─── RECORDS SUPPLIED ───

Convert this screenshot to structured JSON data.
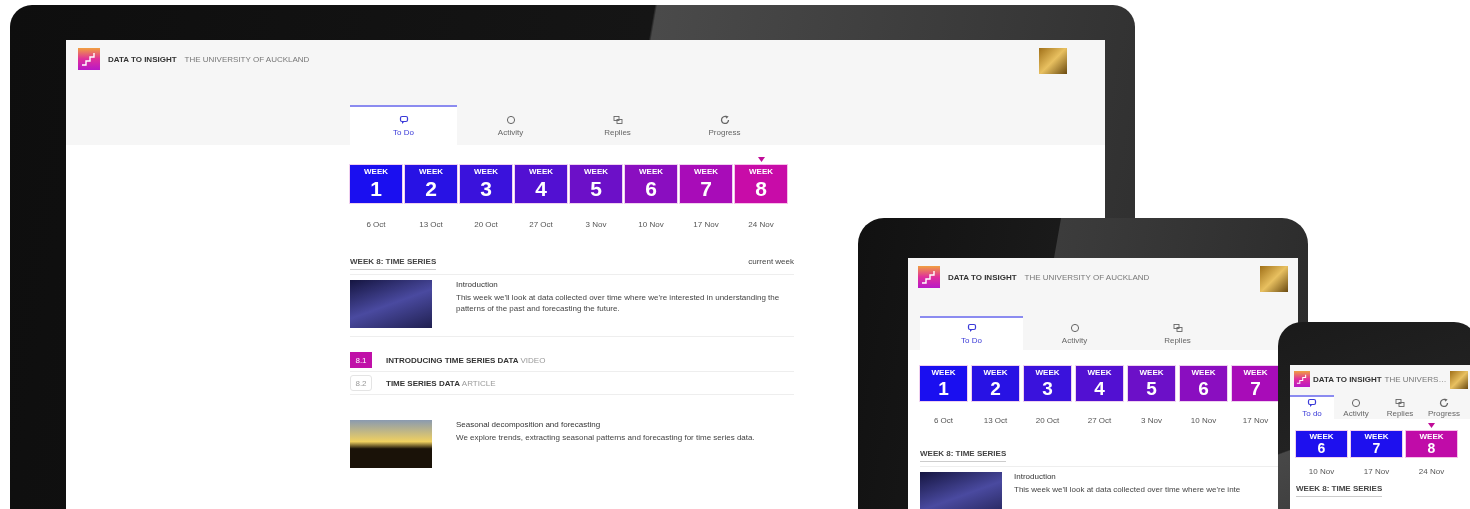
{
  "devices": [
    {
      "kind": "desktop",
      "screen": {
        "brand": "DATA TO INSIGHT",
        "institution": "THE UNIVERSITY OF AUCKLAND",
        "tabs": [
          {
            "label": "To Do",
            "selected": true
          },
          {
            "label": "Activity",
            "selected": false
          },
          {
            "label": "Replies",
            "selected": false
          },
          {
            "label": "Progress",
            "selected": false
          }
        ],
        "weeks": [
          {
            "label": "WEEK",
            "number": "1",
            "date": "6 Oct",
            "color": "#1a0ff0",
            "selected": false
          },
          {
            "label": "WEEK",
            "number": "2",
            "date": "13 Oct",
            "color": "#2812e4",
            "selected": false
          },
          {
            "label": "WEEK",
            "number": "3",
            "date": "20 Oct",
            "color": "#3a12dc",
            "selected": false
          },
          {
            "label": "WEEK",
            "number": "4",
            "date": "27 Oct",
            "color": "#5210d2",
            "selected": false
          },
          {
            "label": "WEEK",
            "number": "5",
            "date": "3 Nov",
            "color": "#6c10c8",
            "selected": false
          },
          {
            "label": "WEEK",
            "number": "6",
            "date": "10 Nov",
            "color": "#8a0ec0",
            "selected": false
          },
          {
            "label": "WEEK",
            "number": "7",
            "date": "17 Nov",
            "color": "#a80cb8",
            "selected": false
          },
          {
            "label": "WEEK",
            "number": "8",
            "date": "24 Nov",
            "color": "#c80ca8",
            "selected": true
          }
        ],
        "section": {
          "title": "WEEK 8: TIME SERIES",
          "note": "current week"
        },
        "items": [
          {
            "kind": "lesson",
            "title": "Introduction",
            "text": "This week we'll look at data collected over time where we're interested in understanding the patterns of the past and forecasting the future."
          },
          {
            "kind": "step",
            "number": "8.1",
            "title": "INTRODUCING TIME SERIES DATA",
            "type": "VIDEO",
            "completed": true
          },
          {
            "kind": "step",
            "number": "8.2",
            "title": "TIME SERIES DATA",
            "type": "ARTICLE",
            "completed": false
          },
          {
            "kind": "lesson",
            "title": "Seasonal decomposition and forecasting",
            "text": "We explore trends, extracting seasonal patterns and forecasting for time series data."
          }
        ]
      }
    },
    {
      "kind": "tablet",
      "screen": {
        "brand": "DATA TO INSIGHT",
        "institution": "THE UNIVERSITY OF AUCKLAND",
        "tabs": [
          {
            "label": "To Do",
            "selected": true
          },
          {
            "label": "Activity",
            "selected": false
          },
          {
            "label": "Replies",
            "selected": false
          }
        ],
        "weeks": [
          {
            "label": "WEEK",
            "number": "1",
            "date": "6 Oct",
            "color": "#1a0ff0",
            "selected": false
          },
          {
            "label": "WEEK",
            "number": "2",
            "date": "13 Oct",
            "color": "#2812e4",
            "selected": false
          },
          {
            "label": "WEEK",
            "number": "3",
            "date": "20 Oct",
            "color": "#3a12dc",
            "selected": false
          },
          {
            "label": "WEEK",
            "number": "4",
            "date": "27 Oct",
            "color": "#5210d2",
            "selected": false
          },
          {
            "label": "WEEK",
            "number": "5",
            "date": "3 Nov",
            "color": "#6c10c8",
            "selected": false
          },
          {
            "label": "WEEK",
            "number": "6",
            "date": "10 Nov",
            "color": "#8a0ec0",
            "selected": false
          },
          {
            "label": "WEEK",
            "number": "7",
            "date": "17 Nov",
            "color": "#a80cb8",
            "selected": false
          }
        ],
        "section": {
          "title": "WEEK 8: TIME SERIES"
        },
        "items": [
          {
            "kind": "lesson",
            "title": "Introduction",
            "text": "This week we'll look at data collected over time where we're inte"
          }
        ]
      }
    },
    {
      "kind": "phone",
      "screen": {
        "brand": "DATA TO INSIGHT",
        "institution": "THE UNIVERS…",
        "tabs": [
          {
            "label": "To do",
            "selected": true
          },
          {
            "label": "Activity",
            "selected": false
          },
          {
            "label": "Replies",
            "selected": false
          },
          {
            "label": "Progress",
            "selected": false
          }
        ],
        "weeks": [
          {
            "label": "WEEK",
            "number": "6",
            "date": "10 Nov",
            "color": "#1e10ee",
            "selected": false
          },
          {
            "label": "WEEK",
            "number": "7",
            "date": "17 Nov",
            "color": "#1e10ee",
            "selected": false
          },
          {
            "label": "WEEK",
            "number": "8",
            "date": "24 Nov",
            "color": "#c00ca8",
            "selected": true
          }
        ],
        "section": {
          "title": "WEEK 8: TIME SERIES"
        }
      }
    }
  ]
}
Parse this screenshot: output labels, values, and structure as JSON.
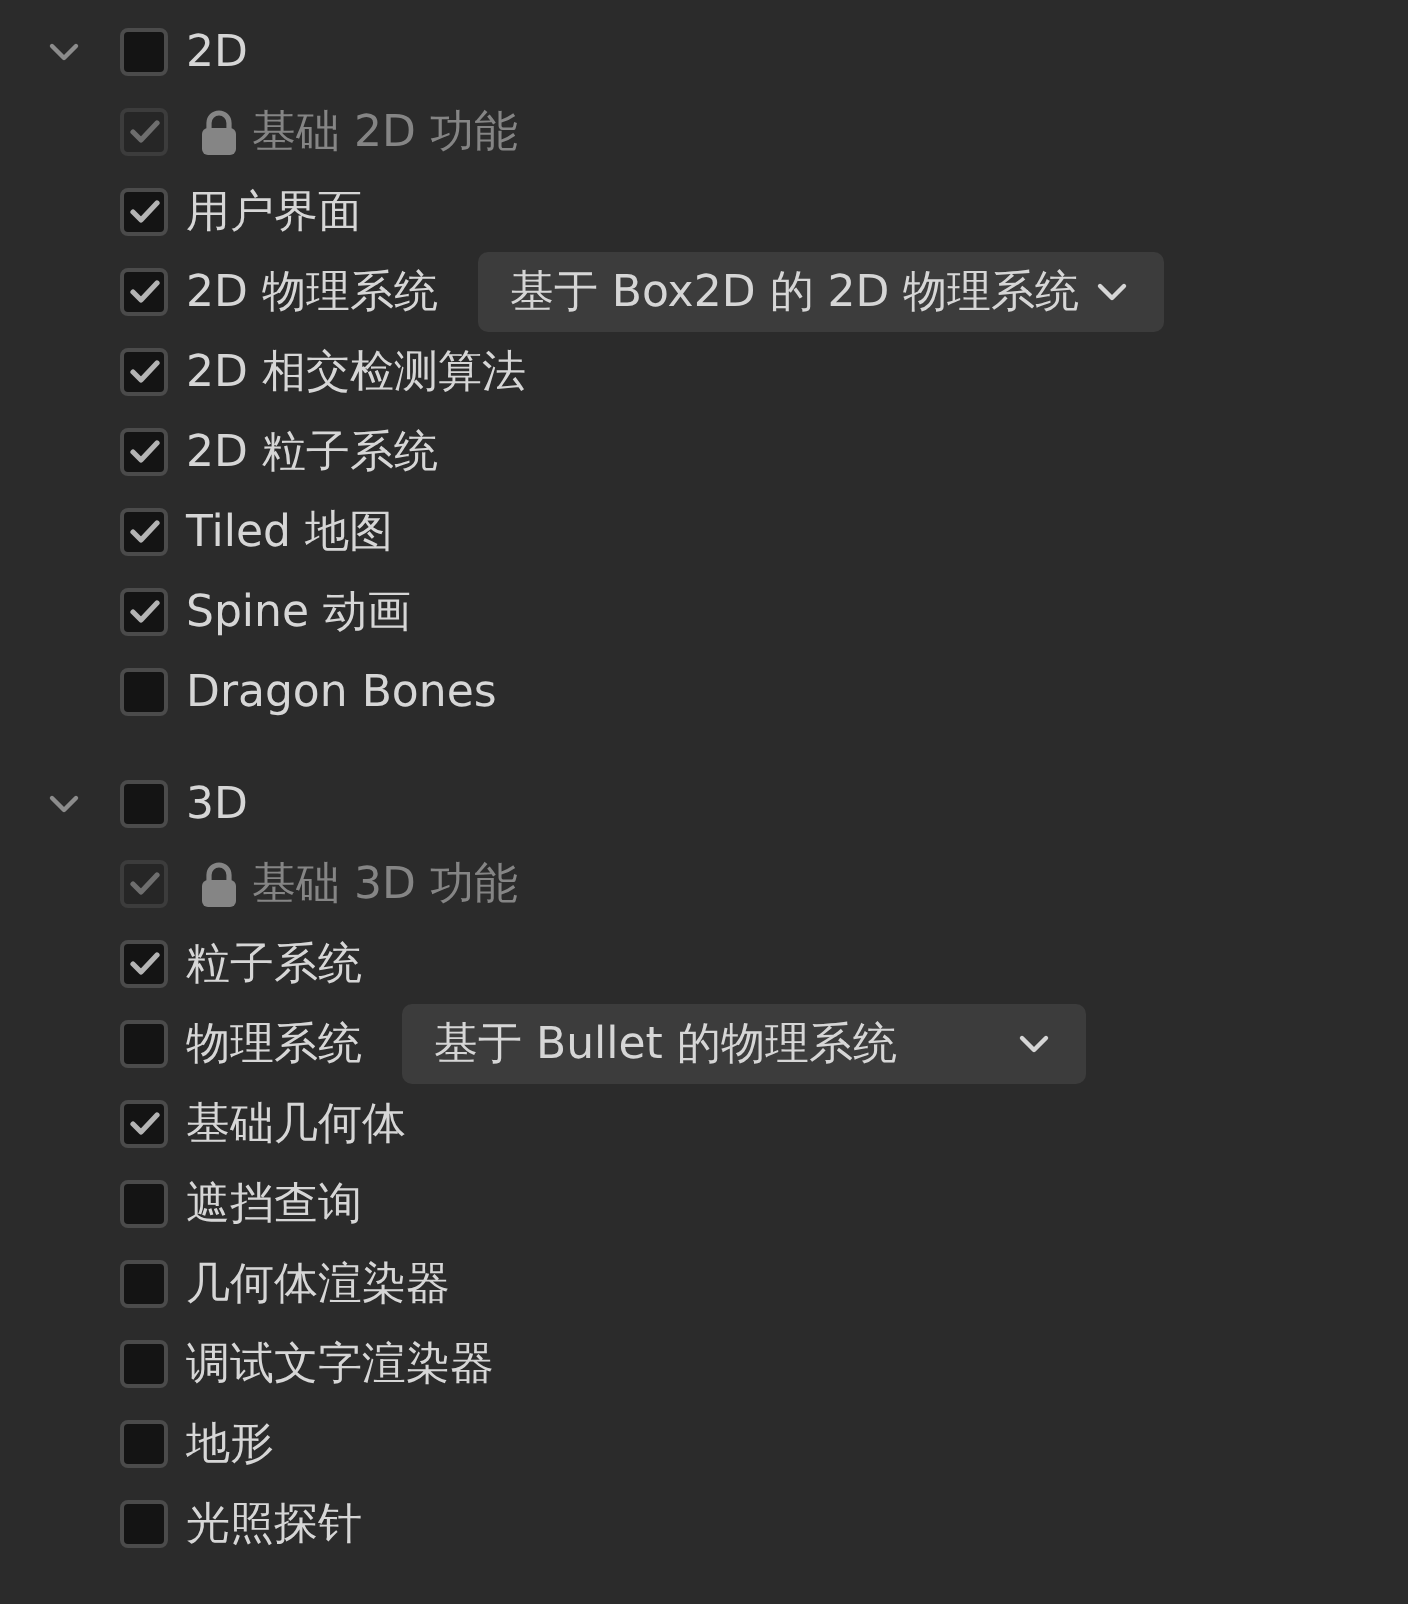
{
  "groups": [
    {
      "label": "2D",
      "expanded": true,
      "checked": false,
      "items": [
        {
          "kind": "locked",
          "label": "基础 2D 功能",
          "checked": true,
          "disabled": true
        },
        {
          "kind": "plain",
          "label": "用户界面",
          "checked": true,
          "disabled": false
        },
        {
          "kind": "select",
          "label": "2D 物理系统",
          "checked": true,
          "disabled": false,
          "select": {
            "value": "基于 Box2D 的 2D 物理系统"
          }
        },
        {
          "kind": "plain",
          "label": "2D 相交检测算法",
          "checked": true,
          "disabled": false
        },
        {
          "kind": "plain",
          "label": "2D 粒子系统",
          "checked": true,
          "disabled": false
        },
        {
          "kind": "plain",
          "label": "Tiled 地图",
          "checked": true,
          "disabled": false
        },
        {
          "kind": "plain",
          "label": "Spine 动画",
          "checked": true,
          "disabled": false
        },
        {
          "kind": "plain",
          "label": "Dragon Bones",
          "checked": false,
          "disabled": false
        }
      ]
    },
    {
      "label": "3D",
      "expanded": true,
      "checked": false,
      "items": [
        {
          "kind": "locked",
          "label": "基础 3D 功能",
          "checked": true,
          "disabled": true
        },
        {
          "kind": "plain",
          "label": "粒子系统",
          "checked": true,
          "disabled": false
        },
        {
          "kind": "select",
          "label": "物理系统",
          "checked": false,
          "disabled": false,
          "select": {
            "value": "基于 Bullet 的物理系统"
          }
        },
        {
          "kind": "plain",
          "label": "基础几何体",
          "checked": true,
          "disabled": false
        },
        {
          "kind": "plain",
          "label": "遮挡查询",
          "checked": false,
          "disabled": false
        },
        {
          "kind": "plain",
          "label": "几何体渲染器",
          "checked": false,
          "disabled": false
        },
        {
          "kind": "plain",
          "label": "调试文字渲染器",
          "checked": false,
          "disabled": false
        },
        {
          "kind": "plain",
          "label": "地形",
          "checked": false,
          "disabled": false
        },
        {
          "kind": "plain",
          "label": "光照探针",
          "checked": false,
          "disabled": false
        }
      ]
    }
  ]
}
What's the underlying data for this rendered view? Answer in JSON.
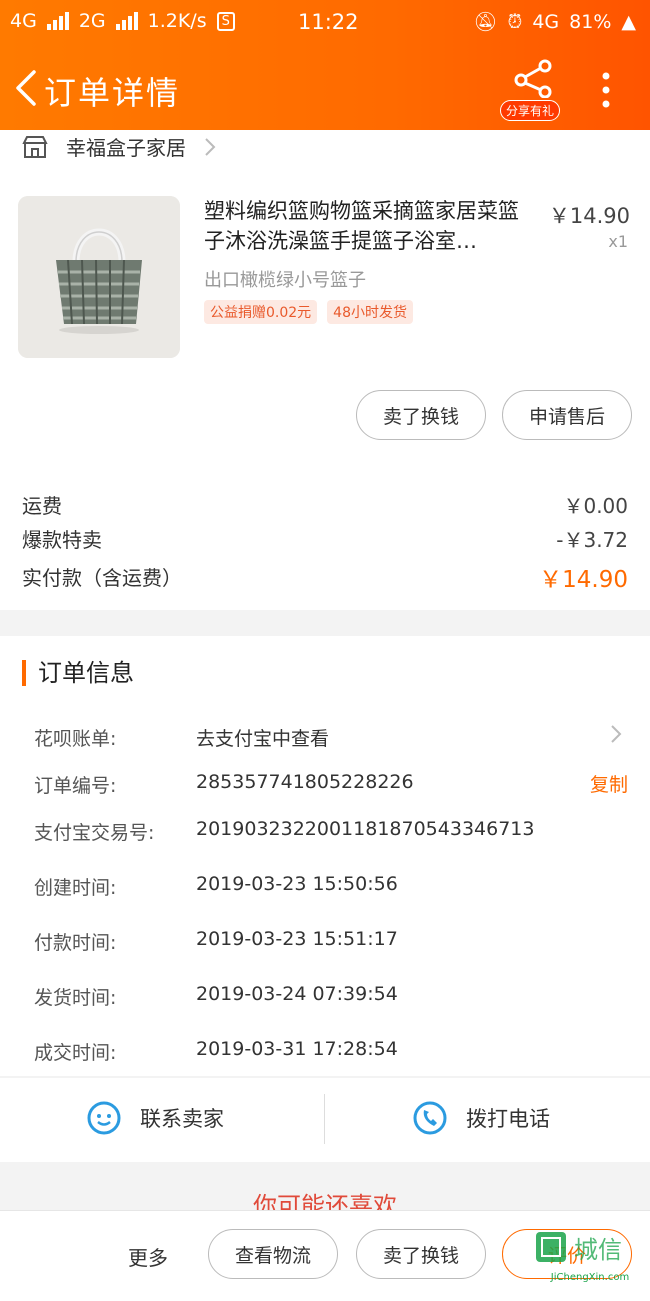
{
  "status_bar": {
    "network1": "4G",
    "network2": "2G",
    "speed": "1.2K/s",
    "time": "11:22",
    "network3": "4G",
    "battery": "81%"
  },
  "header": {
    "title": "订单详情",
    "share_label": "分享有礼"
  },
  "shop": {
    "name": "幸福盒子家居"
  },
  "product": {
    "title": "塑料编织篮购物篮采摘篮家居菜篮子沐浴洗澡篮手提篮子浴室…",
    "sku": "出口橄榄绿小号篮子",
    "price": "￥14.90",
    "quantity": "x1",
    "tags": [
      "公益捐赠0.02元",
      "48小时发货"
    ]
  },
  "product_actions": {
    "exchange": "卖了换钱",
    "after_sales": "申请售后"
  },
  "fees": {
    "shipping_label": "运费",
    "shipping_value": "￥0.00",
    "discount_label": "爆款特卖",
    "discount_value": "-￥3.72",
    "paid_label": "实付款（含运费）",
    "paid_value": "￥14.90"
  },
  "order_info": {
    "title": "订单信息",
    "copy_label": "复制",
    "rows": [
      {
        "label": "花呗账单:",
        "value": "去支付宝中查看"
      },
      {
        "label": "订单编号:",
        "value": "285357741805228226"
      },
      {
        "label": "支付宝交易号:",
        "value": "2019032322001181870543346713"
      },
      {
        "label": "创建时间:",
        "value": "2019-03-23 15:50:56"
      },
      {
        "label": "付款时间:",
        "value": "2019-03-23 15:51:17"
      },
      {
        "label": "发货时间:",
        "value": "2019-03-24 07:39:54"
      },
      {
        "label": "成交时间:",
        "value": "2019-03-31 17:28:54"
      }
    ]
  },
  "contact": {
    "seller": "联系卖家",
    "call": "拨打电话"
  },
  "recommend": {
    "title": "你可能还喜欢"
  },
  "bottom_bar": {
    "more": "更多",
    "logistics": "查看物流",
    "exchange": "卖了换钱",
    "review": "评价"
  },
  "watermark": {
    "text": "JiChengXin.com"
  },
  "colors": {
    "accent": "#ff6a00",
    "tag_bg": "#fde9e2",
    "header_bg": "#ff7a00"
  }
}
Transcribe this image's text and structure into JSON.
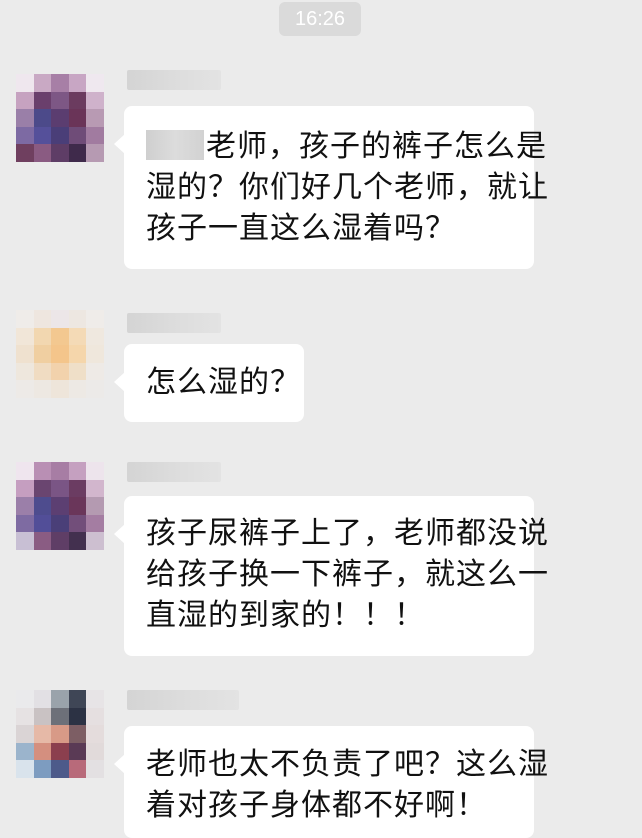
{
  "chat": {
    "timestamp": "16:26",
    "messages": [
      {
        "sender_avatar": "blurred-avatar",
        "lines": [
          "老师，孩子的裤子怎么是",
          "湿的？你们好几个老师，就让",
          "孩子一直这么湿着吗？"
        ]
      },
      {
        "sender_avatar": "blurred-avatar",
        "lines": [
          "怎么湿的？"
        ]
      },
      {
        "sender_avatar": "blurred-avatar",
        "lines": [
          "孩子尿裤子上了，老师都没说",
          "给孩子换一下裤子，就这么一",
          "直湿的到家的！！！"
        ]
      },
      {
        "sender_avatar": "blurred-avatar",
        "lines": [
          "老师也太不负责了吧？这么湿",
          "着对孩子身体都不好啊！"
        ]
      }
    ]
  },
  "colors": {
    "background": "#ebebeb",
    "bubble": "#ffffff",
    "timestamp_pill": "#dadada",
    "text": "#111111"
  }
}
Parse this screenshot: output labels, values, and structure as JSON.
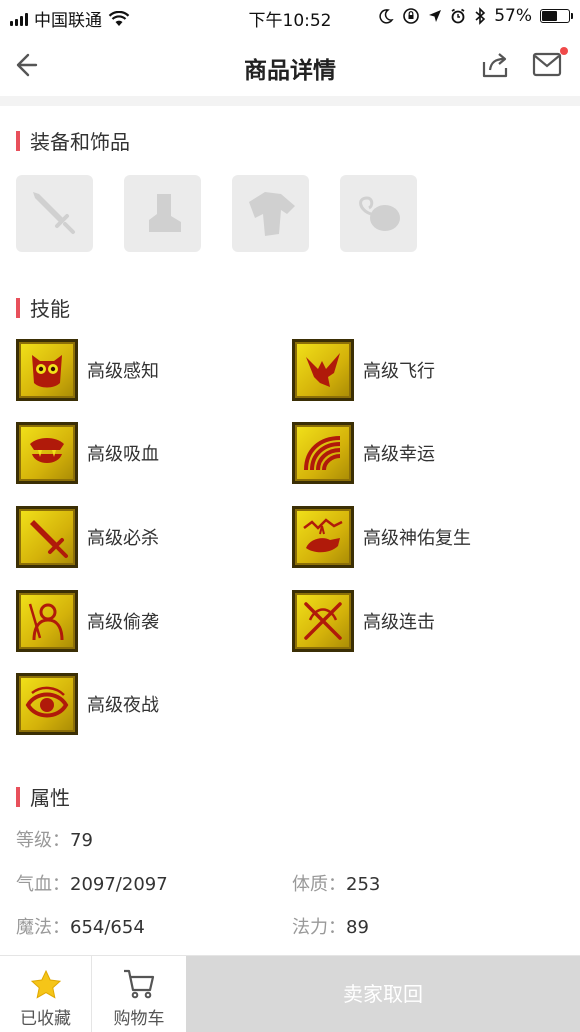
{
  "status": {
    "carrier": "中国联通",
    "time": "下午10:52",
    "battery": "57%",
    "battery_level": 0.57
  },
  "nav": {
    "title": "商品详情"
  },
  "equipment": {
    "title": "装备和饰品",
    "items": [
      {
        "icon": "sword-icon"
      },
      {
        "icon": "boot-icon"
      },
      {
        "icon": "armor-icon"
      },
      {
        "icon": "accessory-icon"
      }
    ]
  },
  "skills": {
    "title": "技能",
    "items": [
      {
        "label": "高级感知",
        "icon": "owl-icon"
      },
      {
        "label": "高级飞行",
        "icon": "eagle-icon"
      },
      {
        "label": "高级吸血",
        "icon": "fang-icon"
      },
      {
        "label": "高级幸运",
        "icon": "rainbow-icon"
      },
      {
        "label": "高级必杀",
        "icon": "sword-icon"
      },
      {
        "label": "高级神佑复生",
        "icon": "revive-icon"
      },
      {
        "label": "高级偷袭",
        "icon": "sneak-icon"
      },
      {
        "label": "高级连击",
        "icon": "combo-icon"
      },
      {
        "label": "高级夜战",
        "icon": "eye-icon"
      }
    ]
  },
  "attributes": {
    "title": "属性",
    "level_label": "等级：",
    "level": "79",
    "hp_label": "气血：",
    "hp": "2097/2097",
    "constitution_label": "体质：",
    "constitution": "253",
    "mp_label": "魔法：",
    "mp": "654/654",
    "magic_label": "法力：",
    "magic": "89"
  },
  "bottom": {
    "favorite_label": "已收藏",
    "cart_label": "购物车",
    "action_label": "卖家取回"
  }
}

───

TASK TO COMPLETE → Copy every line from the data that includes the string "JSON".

WRITTEN ANSWER →
Convert this screenshot to structured JSON data.
Parse this screenshot: output labels, values, and structure as JSON.
What's the underlying data for this rendered view? Answer in JSON.
Transcribe this image's text and structure into JSON.
Parse this screenshot: output labels, values, and structure as JSON.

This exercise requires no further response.